What is wanted is the full listing, word for word, without its pictures.
• • •
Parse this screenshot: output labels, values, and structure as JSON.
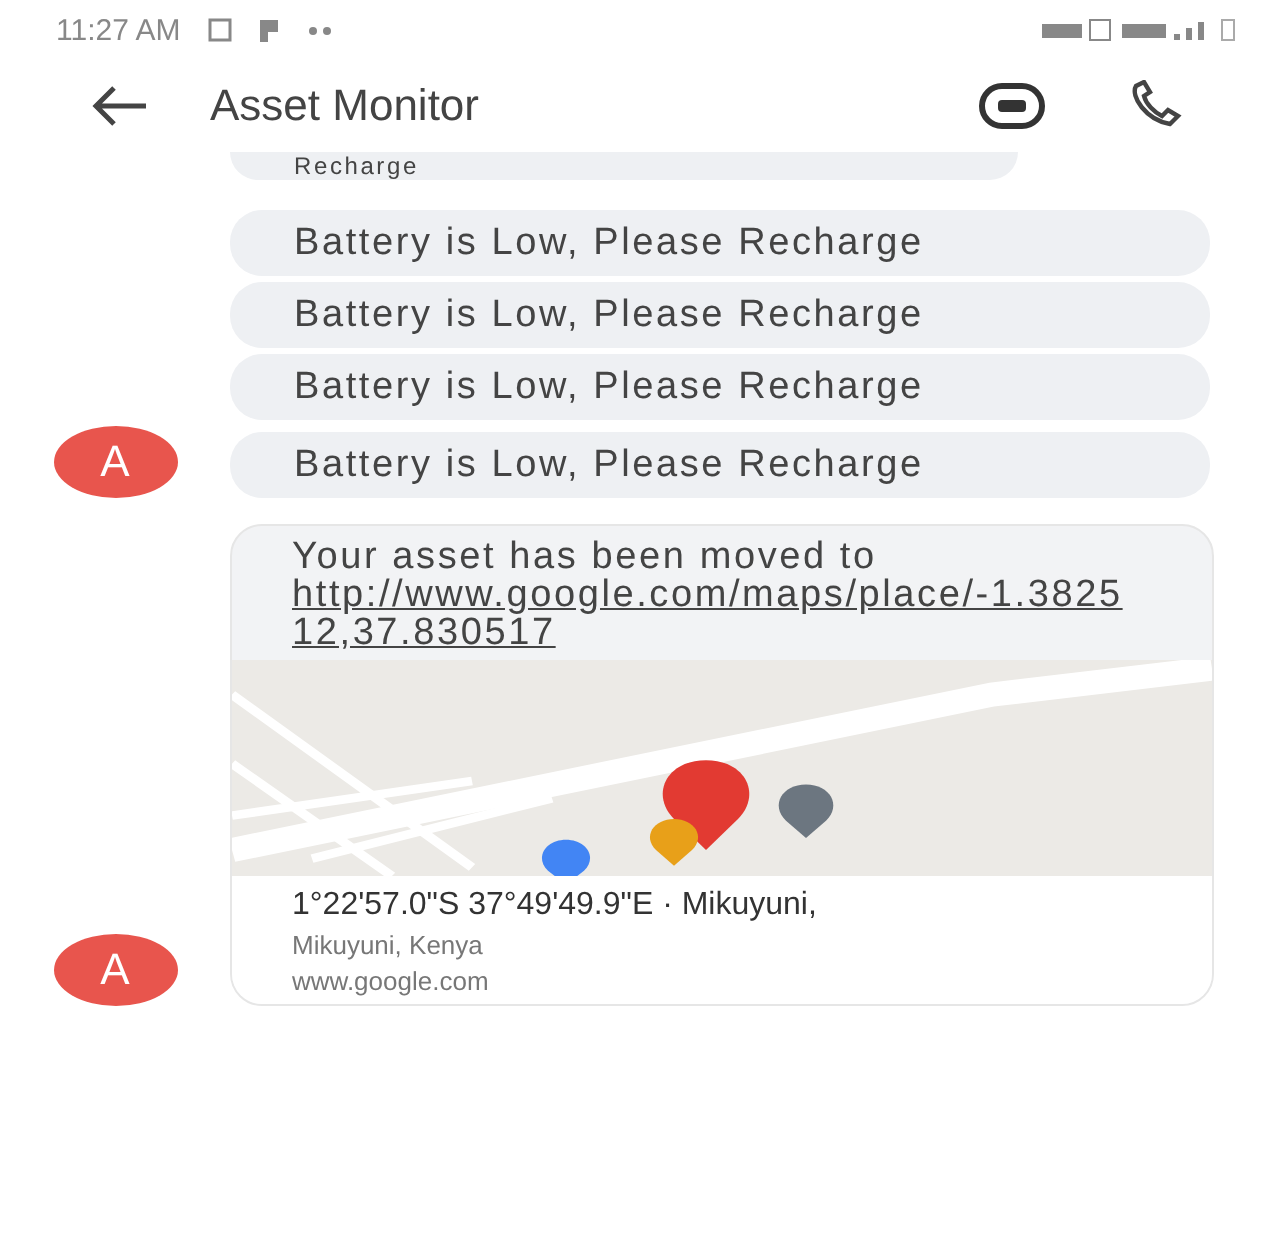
{
  "status_bar": {
    "time": "11:27 AM"
  },
  "header": {
    "title": "Asset Monitor"
  },
  "messages": [
    {
      "kind": "text",
      "text": "Recharge"
    },
    {
      "kind": "text",
      "text": "Battery is Low, Please Recharge"
    },
    {
      "kind": "text",
      "text": "Battery is Low, Please Recharge"
    },
    {
      "kind": "text",
      "text": "Battery is Low, Please Recharge"
    },
    {
      "kind": "text",
      "text": "Battery is Low, Please Recharge",
      "avatar": "A"
    },
    {
      "kind": "location",
      "text": "Your asset has been moved to",
      "link": "http://www.google.com/maps/place/-1.382512,37.830517",
      "address": "1°22'57.0\"S 37°49'49.9\"E · Mikuyuni,",
      "address_line_2": "Mikuyuni, Kenya",
      "site": "www.google.com",
      "avatar": "A"
    }
  ]
}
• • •
**Written reply:**
Parse this screenshot: output labels, values, and structure as JSON.
{
  "status_bar": {
    "time": "11:27 AM"
  },
  "header": {
    "title": "Asset Monitor"
  },
  "messages": [
    {
      "kind": "text",
      "text": "Recharge"
    },
    {
      "kind": "text",
      "text": "Battery is Low, Please Recharge"
    },
    {
      "kind": "text",
      "text": "Battery is Low, Please Recharge"
    },
    {
      "kind": "text",
      "text": "Battery is Low, Please Recharge"
    },
    {
      "kind": "text",
      "text": "Battery is Low, Please Recharge",
      "avatar": "A"
    },
    {
      "kind": "location",
      "text": "Your asset has been moved to",
      "link": "http://www.google.com/maps/place/-1.382512,37.830517",
      "address": "1°22'57.0\"S 37°49'49.9\"E · Mikuyuni,",
      "address_line_2": "Mikuyuni, Kenya",
      "site": "www.google.com",
      "avatar": "A"
    }
  ]
}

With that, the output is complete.